“Regular practicing is a path towards self-discipline that goes way beyond music — it’s a skill that has hugely positive ramifications for personal fulfillment and lifetime success.” – Anastasia Tsioulcas from “Getting Kids to Practice Music – Without Tears or Tantrum on NPR
Click here to read a wonderful article from NPR about practicing music. Tsioulcas talks about the importance of short focused practice for the beginning musician. Having a goal to practice a bar or two, the rhythm, or fingering of a song helps make it less daunting than trying to play the whole song perfectly. One idea is to have rewards for practice time. She shares about musician who received beans for practice and they traded in for rewards such as toys, money, and trips. Another idea is to have beads, pennies or items that can be moved from one side to another to mark off good practicing.
Here’s my personal example: I kept a log sheet of how many minutes I practiced everyday. At the end the week, I saw the 20, 30, 50, 15, 20, 40, 30 minutes I practiced during various days and at the end of the month, I totaled the amount I practiced. I was motivated to visually see how much I was practicing and my parents rewarded me with new school supplies or a book at the end of the month. And after seven years, I got a piano!
As of current, I have a private music studio of 19 students, with students going on three weeks of learning to almost two years of study on piano, guitar, and violin. Their reading abilities range from playing by letters, colors, music notes and their playing abilities range from one finger to using all five fingers.
The students and I talk about practicing at home and parents ask how they can encourage music making at home. Depending on the student’s level, instrument ability, and level of focus, I ask students to practice 5 to 15 minutes a day. We talk about the specifics they can do at home, whether it is a song, finger numbers, or reading letters. For some students, they simply cannot because of lack of instrument, though I tell them they can look at their book, read the notes, and practice with their fingers on their table.
A rewards and motivation system is different for everyone. For several of my students, it is earning time on my iPad, which is full of music games, such as reading notes, listening, or working on rhythm, so they are still reinforcing their music skills even while on their reward! For others, it is opportunity to have a minute to play any of the several hundreds of instruments in the music room.

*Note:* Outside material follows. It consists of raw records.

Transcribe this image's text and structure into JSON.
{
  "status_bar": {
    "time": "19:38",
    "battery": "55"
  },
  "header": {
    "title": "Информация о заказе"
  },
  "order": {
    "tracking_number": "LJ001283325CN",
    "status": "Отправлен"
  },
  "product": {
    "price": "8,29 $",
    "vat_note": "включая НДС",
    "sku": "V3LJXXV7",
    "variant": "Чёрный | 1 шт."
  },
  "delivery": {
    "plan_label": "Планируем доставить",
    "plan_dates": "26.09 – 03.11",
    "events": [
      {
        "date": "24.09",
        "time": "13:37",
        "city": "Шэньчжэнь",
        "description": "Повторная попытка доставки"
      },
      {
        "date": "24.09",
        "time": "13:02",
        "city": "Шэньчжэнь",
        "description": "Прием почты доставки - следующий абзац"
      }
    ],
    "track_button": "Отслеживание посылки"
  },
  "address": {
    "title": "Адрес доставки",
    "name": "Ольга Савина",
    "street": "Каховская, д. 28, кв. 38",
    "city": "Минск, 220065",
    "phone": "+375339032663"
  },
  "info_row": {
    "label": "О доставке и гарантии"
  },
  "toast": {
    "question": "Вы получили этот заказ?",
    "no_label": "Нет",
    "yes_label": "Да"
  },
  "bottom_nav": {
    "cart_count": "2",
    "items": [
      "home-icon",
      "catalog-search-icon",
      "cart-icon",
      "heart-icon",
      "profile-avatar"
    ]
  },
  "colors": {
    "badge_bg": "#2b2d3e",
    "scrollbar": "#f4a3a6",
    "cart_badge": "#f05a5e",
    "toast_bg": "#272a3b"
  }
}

The focus of music lessons and practice is for students to enjoy making music, playing instruments, and keeping that excitement going to continue to learn and to practice. During lessons, I give students time to improvise so that they can express themselves and give them a break from their hard work. At this young age, it’s about enjoying the music while learning the music concepts at the pace they are ready to receive the information. For so many of my students, it blows their mind that the music alphabet goes from A to G and repeats again. There is no H to Z. And sometimes, that is all they can digest in a lesson.